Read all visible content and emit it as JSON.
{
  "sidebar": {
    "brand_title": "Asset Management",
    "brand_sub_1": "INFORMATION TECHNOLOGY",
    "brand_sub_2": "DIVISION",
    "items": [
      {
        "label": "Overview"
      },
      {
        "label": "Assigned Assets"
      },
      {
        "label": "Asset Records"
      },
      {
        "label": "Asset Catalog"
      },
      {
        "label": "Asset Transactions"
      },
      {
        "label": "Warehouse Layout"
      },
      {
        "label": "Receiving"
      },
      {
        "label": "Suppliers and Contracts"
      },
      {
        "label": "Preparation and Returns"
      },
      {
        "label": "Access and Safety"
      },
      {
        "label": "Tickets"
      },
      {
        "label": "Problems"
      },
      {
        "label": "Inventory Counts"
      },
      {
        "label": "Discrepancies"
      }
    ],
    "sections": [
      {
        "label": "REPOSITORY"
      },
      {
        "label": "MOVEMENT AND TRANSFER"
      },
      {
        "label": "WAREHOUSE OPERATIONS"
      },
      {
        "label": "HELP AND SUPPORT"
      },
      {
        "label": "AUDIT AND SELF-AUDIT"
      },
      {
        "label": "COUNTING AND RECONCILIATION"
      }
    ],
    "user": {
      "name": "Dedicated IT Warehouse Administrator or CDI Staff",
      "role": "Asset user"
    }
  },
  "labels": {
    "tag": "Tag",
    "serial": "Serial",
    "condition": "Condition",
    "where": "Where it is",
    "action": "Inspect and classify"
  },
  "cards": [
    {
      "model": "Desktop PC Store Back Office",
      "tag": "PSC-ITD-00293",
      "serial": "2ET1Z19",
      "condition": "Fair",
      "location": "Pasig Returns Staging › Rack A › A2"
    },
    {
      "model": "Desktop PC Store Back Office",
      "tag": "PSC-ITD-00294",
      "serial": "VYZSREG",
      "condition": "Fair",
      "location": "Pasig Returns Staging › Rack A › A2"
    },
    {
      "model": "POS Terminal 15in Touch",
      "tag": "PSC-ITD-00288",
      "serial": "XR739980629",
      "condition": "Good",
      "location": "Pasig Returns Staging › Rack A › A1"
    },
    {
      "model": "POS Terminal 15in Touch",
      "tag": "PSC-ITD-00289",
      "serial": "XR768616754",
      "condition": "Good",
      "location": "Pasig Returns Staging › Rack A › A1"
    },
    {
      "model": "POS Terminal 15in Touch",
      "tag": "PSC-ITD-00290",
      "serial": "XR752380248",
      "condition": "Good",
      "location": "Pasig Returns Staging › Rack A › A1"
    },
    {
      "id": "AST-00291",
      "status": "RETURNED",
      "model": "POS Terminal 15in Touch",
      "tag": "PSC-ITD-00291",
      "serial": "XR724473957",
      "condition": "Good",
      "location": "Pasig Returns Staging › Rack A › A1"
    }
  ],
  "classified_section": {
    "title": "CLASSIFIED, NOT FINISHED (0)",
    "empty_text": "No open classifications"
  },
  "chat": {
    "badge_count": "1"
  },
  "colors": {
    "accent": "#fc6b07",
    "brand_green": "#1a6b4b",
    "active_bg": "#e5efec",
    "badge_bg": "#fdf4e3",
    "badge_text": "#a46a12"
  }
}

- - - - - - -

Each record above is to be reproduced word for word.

Read all visible content and emit it as JSON.
{
  "sidebar": {
    "brand_title": "Asset Management",
    "brand_sub_1": "INFORMATION TECHNOLOGY",
    "brand_sub_2": "DIVISION",
    "items": [
      {
        "label": "Overview"
      },
      {
        "label": "Assigned Assets"
      },
      {
        "label": "Asset Records"
      },
      {
        "label": "Asset Catalog"
      },
      {
        "label": "Asset Transactions"
      },
      {
        "label": "Warehouse Layout"
      },
      {
        "label": "Receiving"
      },
      {
        "label": "Suppliers and Contracts"
      },
      {
        "label": "Preparation and Returns"
      },
      {
        "label": "Access and Safety"
      },
      {
        "label": "Tickets"
      },
      {
        "label": "Problems"
      },
      {
        "label": "Inventory Counts"
      },
      {
        "label": "Discrepancies"
      }
    ],
    "sections": [
      {
        "label": "REPOSITORY"
      },
      {
        "label": "MOVEMENT AND TRANSFER"
      },
      {
        "label": "WAREHOUSE OPERATIONS"
      },
      {
        "label": "HELP AND SUPPORT"
      },
      {
        "label": "AUDIT AND SELF-AUDIT"
      },
      {
        "label": "COUNTING AND RECONCILIATION"
      }
    ],
    "user": {
      "name": "Dedicated IT Warehouse Administrator or CDI Staff",
      "role": "Asset user"
    }
  },
  "labels": {
    "tag": "Tag",
    "serial": "Serial",
    "condition": "Condition",
    "where": "Where it is",
    "action": "Inspect and classify"
  },
  "cards": [
    {
      "model": "Desktop PC Store Back Office",
      "tag": "PSC-ITD-00293",
      "serial": "2ET1Z19",
      "condition": "Fair",
      "location": "Pasig Returns Staging › Rack A › A2"
    },
    {
      "model": "Desktop PC Store Back Office",
      "tag": "PSC-ITD-00294",
      "serial": "VYZSREG",
      "condition": "Fair",
      "location": "Pasig Returns Staging › Rack A › A2"
    },
    {
      "model": "POS Terminal 15in Touch",
      "tag": "PSC-ITD-00288",
      "serial": "XR739980629",
      "condition": "Good",
      "location": "Pasig Returns Staging › Rack A › A1"
    },
    {
      "model": "POS Terminal 15in Touch",
      "tag": "PSC-ITD-00289",
      "serial": "XR768616754",
      "condition": "Good",
      "location": "Pasig Returns Staging › Rack A › A1"
    },
    {
      "model": "POS Terminal 15in Touch",
      "tag": "PSC-ITD-00290",
      "serial": "XR752380248",
      "condition": "Good",
      "location": "Pasig Returns Staging › Rack A › A1"
    },
    {
      "id": "AST-00291",
      "status": "RETURNED",
      "model": "POS Terminal 15in Touch",
      "tag": "PSC-ITD-00291",
      "serial": "XR724473957",
      "condition": "Good",
      "location": "Pasig Returns Staging › Rack A › A1"
    }
  ],
  "classified_section": {
    "title": "CLASSIFIED, NOT FINISHED (0)",
    "empty_text": "No open classifications"
  },
  "chat": {
    "badge_count": "1"
  },
  "colors": {
    "accent": "#fc6b07",
    "brand_green": "#1a6b4b",
    "active_bg": "#e5efec",
    "badge_bg": "#fdf4e3",
    "badge_text": "#a46a12"
  }
}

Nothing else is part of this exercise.